The pandemic changed our lifestyle in drastic ways. It restricted face-to-face interactions, halted business operations, etc. Consequently, we all had to shift to the digital world. We had to adjust to the new normal – the online space – whether we loved it there or not. Our perspective of the digital world didn't matter. It was the only option we had to embrace to connect with family, friends, work colleagues, etc.
Words like remote-jobs, telemedicine, and other not commonly-used phrases crept into our lexicons since our lifestyle revolved around them at the time. Even now, these words are stuck with us. Surprisingly, not just the vocabulary stayed with us, but the practices too.
COVID-19 had us doing almost all our shopping online. We held meetings on virtual spaces like Google Meet, Zoom, and Microsoft Teams. Patients consulted doctors through health apps. To protect their citizens, even governments developed a contact tracking app. The device located infected persons and those at a high of manifesting the virus symptoms. Unfortunately, the pandemic didn't still put a pause on its effects there. Instead, it moved further to affect our privacy and attitude toward it.
Amid the pandemic, there was an increased need to share data in the form of medical history. We also shared excess contact information with several apps, websites, online marketplaces, etc. They all had access to our location, IP address, Mac address, credit card details, usernames, passwords, and other personally identifiable information (PII).
Being in a democratic state where every action is subject to scrutiny makes the citizens quite confident when giving out their data to the government. However, the scrutiny levels pre-pandemic, during the pandemic, and post-pandemic are not the same. One common factor with these three eras is that we are all being monitored through trackers implanted on our devices, browsers, and the sites we visit.
Evidence from a heavily restricted system like China has shown us how the government can use data pooled from a central database to track down dissidents, police the citizens, and deny the basic rights they are entitled to as humans.
It is widely accepted that the profit of online stores shot up exponentially during the pandemic, as people had to rely on them to get their daily lives going.
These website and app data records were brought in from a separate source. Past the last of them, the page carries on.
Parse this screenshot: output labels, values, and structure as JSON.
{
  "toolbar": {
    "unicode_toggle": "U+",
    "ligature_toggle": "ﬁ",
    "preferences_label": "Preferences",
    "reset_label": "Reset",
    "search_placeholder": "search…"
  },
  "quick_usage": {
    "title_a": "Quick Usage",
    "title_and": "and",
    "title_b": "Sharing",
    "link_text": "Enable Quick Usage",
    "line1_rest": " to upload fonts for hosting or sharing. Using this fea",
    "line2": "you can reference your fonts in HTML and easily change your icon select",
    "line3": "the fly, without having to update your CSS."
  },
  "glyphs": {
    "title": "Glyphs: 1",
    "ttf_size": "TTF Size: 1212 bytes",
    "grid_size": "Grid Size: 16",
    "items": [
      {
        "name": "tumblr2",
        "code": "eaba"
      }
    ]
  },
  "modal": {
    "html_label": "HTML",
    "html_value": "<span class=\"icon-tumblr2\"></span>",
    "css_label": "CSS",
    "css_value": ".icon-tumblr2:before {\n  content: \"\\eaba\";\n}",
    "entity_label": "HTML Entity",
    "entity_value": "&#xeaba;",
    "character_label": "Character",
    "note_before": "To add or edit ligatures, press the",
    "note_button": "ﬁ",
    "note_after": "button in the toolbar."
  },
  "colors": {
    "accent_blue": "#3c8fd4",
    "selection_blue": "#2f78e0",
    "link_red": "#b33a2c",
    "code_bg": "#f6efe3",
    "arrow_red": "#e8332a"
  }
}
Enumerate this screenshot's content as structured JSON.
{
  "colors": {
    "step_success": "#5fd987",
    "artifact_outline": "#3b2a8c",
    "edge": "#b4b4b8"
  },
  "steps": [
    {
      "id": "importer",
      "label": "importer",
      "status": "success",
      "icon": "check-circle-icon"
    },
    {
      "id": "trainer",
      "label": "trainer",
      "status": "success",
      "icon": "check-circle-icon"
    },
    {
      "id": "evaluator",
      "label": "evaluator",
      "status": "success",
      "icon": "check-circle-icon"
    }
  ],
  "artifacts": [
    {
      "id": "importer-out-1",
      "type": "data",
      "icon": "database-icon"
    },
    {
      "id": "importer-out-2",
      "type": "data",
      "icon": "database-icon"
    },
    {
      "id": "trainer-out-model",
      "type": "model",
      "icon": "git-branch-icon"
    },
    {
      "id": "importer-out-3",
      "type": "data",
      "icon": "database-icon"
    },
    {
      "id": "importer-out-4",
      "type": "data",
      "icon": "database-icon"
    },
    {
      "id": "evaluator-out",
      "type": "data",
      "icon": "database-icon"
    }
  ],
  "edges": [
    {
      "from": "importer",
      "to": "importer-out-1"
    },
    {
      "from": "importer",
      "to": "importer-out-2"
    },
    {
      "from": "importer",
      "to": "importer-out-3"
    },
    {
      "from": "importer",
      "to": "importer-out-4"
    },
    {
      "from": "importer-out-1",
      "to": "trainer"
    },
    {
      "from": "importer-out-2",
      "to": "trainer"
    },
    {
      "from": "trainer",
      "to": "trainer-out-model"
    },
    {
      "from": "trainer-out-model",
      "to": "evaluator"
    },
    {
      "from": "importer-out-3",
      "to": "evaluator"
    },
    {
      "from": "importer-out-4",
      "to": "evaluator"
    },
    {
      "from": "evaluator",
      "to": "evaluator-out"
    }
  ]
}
Besides, most of these stores induced panic buying in their customers during the pandemic. This act led most of them to share their data with unknown and untrusted online stores to get what they needed before the lockdown. As a result, these stores had a vast amount of information.
They used this information to study the customers' behavior further, analyze them and use them to dictate what they want customers to buy rather than leaving them to make their own choices. This thereby eroded consumer trust in online sellers.
Let's consider the health industry; a seismic shift from physical to virtual diagnostics caused by the pandemic led to information gathering by medical apps. In a world where profit takes pre-eminence over human health, some apps sell these data to companies that use them to predict the demographics of a particular disease.
Likewise, they used the data to make near accurate meta-analysis about the effect of the COVID-19 based on live feedback from the public. They also sold respondents’ data to research organizations to exploit the citizens who gave themselves away as a study plan unknowingly, thereby profiting off their ignorance and pooling more resources.
Bad actors will sell data from phishing scams to data-driven corporations, which will extract the data to target consumers and promote certain products and services.
The pandemic made us all a hermit, and our disposition as customers and businesses toward privacy changed. To adjust, we must reduce the volume of information we share with companies. Businesses alike must collect and use customer data transparently. Government, too, should use its citizens' data fairly.